Setting aside the factuality of his claims as to whether or not more or less oxygen in the atmosphere would have that effect, there is the simple fact that this proof is no proof at all. All it proves is that (a) God created the world OR (b) it just happened that way and the proof of it is that we exist.
In Did God Speak On Mount Sinai? an anonymous author presents the familiar "proof" of the histirocity of the Sinatic revelation by the fact that there were many people there. He states:
On this basis, let us examine the Giving of the Torah on Mount Sinai — the most widely witnessed event of all times. This event was witnessed by six million people who described it to those of their children who were born after the event. These children in turn passed that information to their progeny in a direct, unbroken chain that stretches until our times.
Firstly, I'd argue with his assertion that the Giving of the Torah was the most widely witnessed event of all times. I'm pretty sure that every Superbowl for the last thirty years had more than six million viewers.
While we're at it, where did he come up with the six million number? Does the author really think that for every male between 20 and 60 there were *nine* others at Mount Sinai? I think even two million is pushing it, but six?
In any event, this proof is no proof anyway. Christian mythology states that the dead came walking out of their graves when Jesus entered Jerusalem. That was certainly witnessed by many people. The fall of Troy was certainly witnessed by many, many people - should we believe that the Greek gods were involved in that affair (if it even happened at all)? In short, there are any number of legends in the world that state that they were witnessed by large groups of people. While it may certainly be a point in thier favor over the claim of a lone revelation (such as Gabriel's appearing to Mohammed in Islam or Jesus' rising from the tomb in Christianity), it certainly isn't any form of "proof."
Personally, I've seen any number of "proofs" to the veracity of the Torah. And each time I see such a "proof" it inevitably falls flat. Personally, I think that trying to offer "proofs" to the Torah really just misses the point anyway. I don't keep Shabbos because I'm convinced the world was created in six 24-hour days and that God was tuckered out so He took a nap on the seventh. I don't keep kosher because I have "proof" that God doesn't want us to get trichinosis. I keep Shabbos because I believe God commanded it, and because I believe it is beneficial to have a day apart from the others. I keep kashrus because I believe that God commanded us to. I don't keep the mitzvos because I think the rabbis were scientifically ahead of everyone else... I keep them because I believe that God commanded us to and because I believe that they are beneficial to me.
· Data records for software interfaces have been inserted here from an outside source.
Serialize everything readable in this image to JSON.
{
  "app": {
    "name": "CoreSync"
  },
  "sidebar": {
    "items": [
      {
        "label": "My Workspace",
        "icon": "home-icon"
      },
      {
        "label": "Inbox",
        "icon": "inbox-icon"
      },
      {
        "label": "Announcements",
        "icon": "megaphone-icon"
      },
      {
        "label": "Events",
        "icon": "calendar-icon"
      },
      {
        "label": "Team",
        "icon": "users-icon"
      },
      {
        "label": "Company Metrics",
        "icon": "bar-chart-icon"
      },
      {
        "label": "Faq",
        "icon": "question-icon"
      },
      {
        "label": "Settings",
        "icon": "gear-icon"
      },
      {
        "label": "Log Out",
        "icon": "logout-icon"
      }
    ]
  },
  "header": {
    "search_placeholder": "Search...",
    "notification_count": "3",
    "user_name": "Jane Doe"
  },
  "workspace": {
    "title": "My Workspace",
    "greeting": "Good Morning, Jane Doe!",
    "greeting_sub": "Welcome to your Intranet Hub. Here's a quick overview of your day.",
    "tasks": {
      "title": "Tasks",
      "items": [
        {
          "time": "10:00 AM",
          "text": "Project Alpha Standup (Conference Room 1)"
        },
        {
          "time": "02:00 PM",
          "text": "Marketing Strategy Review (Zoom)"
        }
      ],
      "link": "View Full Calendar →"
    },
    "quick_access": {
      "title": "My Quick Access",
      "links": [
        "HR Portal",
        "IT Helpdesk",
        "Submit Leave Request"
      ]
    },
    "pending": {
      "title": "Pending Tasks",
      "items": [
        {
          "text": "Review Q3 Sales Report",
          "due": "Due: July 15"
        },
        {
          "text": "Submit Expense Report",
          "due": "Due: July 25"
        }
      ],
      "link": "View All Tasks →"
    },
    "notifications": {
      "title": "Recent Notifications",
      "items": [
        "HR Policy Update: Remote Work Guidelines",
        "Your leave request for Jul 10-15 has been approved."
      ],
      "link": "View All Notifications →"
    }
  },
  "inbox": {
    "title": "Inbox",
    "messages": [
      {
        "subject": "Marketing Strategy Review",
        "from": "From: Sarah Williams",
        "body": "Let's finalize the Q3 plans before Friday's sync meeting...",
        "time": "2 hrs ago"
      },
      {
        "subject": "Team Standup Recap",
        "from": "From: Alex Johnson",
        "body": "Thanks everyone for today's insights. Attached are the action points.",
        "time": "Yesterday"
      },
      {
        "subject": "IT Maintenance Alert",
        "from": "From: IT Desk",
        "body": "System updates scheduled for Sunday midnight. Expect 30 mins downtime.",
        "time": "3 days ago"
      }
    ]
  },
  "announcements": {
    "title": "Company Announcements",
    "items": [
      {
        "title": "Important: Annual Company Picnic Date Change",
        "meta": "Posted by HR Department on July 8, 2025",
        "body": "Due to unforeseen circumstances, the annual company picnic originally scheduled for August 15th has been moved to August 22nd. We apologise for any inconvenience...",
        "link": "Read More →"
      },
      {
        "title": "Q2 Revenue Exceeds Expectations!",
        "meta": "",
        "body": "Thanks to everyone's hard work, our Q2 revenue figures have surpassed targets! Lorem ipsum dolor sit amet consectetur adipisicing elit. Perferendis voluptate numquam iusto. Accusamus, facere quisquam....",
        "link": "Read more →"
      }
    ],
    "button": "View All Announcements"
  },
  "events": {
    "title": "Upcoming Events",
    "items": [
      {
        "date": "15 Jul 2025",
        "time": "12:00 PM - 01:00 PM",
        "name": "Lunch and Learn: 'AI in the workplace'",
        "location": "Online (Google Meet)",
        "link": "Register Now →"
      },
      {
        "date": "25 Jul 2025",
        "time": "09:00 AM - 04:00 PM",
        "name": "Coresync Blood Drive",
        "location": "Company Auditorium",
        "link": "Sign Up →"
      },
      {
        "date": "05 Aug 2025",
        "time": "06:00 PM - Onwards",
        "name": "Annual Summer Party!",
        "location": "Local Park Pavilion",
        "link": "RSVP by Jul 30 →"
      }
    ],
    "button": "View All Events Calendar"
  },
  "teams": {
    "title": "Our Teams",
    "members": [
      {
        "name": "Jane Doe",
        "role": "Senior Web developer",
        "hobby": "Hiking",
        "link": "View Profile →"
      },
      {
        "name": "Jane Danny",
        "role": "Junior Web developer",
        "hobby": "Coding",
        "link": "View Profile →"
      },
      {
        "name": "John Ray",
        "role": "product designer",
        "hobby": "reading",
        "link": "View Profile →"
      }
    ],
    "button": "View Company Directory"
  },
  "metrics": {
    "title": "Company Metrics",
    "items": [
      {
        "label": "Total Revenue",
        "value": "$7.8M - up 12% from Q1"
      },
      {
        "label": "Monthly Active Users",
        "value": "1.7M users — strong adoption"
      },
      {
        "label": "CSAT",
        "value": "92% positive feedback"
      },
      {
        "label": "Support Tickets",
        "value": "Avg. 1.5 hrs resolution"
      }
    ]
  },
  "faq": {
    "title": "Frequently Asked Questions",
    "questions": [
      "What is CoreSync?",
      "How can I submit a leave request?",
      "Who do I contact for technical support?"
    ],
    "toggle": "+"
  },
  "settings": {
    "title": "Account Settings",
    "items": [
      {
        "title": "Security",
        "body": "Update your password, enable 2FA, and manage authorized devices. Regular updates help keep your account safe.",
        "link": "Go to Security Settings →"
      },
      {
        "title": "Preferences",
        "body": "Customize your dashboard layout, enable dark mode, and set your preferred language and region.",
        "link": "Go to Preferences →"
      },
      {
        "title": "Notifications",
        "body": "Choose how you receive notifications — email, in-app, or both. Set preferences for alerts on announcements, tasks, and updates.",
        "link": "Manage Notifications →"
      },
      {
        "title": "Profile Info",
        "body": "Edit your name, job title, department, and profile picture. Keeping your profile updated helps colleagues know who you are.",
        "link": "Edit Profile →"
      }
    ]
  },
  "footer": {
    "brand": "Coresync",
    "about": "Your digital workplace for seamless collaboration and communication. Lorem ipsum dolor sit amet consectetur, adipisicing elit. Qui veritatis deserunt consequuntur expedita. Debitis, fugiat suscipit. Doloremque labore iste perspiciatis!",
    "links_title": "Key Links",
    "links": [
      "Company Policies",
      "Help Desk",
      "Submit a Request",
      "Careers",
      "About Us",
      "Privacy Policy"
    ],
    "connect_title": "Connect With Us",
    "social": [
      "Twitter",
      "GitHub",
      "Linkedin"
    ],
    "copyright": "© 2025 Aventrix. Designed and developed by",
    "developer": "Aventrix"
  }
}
Of course, the key word here is "believe." The word implies knowledge without proof. If one is going to believe, then one should do so without proofs, especially bad ones.